He was declared “a wrongfully imprisoned individual” last December in Montgomery County Common Pleas Court, which paved the way for his civil lawsuit.
The suit alleged former Miami Twp. detective Scott Moore failed to disclose camping receipts showing Gillispie could not have committed two of the crimes because he was in Kentucky at the time. It also claims that Moore “contaminated the investigation by creating unfair lineup procedures, claiming a witness had made an identification when she had not, and even later saying they might not recognize Gillispie in court because he ‘dyed his hair,’” said Gillispie’s attorneys from Loevy & Loevy Attorneys at Law.
Gillispie said he has no idea what he would do with his share of the $45 million judgment, nor when he would ever see that money. His attorney said they still expect litigation to take place even after the verdict and they said that Miami Twp. was Moore’s employer and therefore is liable.

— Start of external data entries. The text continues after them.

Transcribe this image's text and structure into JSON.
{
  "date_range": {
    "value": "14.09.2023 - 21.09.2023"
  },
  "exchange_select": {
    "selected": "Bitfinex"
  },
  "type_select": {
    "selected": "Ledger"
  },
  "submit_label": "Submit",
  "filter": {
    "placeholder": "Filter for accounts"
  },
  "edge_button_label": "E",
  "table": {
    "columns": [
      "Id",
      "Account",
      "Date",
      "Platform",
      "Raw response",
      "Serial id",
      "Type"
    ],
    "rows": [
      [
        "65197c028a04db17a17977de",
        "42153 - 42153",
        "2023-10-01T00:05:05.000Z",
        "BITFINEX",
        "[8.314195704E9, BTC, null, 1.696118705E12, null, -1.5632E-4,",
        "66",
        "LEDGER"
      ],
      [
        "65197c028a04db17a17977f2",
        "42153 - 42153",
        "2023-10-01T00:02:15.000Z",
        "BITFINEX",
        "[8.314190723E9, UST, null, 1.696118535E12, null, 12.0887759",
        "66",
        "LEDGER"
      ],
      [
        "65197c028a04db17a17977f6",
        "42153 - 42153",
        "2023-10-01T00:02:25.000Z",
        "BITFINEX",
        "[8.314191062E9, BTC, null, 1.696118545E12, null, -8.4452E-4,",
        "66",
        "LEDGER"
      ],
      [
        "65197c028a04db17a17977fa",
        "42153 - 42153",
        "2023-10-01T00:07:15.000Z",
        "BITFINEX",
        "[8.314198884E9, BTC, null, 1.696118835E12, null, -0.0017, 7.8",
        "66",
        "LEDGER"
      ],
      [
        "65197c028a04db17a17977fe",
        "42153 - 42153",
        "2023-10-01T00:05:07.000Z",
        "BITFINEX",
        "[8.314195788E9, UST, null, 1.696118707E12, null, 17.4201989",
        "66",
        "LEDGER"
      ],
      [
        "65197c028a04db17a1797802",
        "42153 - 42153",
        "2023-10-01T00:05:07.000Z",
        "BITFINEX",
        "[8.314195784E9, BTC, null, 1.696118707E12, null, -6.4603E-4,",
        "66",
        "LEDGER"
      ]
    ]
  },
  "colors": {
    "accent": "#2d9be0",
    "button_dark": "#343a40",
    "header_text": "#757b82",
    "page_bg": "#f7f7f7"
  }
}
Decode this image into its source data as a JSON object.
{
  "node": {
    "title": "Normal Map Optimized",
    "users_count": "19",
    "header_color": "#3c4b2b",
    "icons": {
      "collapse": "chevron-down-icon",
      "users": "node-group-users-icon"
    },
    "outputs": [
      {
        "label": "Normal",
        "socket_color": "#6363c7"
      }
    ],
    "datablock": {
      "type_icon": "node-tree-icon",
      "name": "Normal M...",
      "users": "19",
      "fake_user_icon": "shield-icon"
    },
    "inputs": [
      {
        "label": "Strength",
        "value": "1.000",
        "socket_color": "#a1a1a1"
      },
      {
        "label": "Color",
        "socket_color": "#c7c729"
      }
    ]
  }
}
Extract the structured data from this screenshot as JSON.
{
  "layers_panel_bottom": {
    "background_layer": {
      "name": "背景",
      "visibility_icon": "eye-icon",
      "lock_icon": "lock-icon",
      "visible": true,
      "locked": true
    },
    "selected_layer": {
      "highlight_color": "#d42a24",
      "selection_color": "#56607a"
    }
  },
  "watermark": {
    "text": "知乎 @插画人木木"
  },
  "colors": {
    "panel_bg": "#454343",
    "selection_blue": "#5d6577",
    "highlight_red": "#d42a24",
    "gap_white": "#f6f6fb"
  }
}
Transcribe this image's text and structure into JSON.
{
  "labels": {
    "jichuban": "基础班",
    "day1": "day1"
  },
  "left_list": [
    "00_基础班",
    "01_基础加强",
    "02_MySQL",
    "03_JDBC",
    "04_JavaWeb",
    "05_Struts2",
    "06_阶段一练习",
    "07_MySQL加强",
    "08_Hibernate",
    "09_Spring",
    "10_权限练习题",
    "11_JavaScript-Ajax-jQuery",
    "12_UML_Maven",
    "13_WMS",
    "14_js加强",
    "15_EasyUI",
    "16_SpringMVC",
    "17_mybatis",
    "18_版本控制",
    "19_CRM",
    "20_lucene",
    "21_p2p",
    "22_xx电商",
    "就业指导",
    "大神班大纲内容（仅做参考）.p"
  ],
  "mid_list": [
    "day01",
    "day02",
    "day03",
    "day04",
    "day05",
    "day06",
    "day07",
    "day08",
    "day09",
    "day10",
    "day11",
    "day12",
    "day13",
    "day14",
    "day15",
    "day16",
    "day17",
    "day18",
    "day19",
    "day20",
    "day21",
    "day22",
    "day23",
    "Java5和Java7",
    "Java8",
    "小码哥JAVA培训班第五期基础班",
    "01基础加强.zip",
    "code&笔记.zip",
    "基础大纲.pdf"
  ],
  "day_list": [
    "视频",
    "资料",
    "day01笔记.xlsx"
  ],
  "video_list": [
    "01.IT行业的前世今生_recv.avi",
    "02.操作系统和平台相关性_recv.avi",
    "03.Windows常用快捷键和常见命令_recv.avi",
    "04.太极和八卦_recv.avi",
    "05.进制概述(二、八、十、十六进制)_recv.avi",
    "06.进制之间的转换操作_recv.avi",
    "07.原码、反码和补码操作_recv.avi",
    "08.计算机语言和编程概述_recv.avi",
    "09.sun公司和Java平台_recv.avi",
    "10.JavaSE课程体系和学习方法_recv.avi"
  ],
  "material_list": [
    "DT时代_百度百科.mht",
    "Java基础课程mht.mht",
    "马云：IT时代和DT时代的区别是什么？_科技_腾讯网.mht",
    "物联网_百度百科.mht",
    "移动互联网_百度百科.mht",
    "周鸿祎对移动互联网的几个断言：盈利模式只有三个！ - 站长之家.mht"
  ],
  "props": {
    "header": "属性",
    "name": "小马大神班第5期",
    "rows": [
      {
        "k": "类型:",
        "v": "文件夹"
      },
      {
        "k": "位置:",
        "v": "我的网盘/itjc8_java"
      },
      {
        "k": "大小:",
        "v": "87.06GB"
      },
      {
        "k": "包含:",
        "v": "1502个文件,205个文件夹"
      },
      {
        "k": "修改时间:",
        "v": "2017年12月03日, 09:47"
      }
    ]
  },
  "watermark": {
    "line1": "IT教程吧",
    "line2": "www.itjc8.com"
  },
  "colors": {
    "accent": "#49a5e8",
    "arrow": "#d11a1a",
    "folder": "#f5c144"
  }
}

A request for comment from Moore’s attorney wasn’t immediately returned Monday.
In a statement, Miami Twp. said, “Miami Twp. is disappointed in the verdict against former police officer, Matthew Scott Moore. The investigation involving Roger Dean Gillispie occurred more than 30 years ago, complicating Mr. Moore’s defense. Miami Twp. must reserve further comment until we thoroughly review the ruling against Mr. Moore.”
One of Gillispie’s attorneys, David Owens, said his client’s case is an important reminder that innocent people can be convicted of crimes they didn’t do.
“Back in 1988, back in 1990, no one knew that there were things called wrongful convictions, that a normal average person, a guy from Fairborn driving his truck around just trying to make a life for himself in his mid-20s could somehow find himself wrongfully convicted,” Owens said. “We never thought about that.”
“And so we have to do is take a step back and think about how mistakes in our system can lead to these … outcomes. It’s not just extreme situations. It’s not the most egregious thing. It’s just normal everyday people can be subjected to the system and victimized by it.”
Gillispie said the verdict does not make up for the life he lost nor erase the “20 years of hell” and violence, despair and dehumanization he experienced in prison.
“I’m just one of 3,199 people that this happened to in the United States of America and those people have served over 28,000 years in prison for crimes we did not commit,” Gillispie said. “And this has to stop. This system has to be fixed … to keep this from happening.”
Gillispie’s case was the first for the Ohio Innocence Project, and he said he was the 14th person released because of their efforts.